▶

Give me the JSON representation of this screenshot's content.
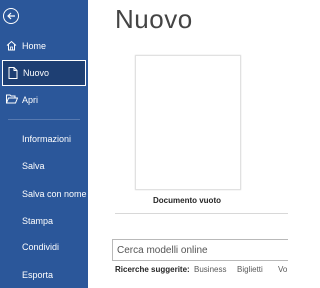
{
  "sidebar": {
    "back_icon": "back-arrow-icon",
    "items": [
      {
        "label": "Home",
        "icon": "home-icon"
      },
      {
        "label": "Nuovo",
        "icon": "new-document-icon",
        "selected": true
      },
      {
        "label": "Apri",
        "icon": "open-folder-icon"
      },
      {
        "label": "Informazioni"
      },
      {
        "label": "Salva"
      },
      {
        "label": "Salva con nome"
      },
      {
        "label": "Stampa"
      },
      {
        "label": "Condividi"
      },
      {
        "label": "Esporta"
      }
    ]
  },
  "main": {
    "title": "Nuovo",
    "templates": [
      {
        "label": "Documento vuoto"
      }
    ],
    "search": {
      "placeholder": "Cerca modelli online"
    },
    "suggested": {
      "label": "Ricerche suggerite:",
      "items": [
        "Business",
        "Biglietti",
        "Vo"
      ]
    }
  },
  "colors": {
    "sidebar_bg": "#2b579a",
    "selected_bg": "#1e3f73"
  }
}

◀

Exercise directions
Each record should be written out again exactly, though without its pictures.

Task solution
Give me the JSON representation of this screenshot's content.
{
  "sidebar": {
    "back_icon": "back-arrow-icon",
    "items": [
      {
        "label": "Home",
        "icon": "home-icon"
      },
      {
        "label": "Nuovo",
        "icon": "new-document-icon",
        "selected": true
      },
      {
        "label": "Apri",
        "icon": "open-folder-icon"
      },
      {
        "label": "Informazioni"
      },
      {
        "label": "Salva"
      },
      {
        "label": "Salva con nome"
      },
      {
        "label": "Stampa"
      },
      {
        "label": "Condividi"
      },
      {
        "label": "Esporta"
      }
    ]
  },
  "main": {
    "title": "Nuovo",
    "templates": [
      {
        "label": "Documento vuoto"
      }
    ],
    "search": {
      "placeholder": "Cerca modelli online"
    },
    "suggested": {
      "label": "Ricerche suggerite:",
      "items": [
        "Business",
        "Biglietti",
        "Vo"
      ]
    }
  },
  "colors": {
    "sidebar_bg": "#2b579a",
    "selected_bg": "#1e3f73"
  }
}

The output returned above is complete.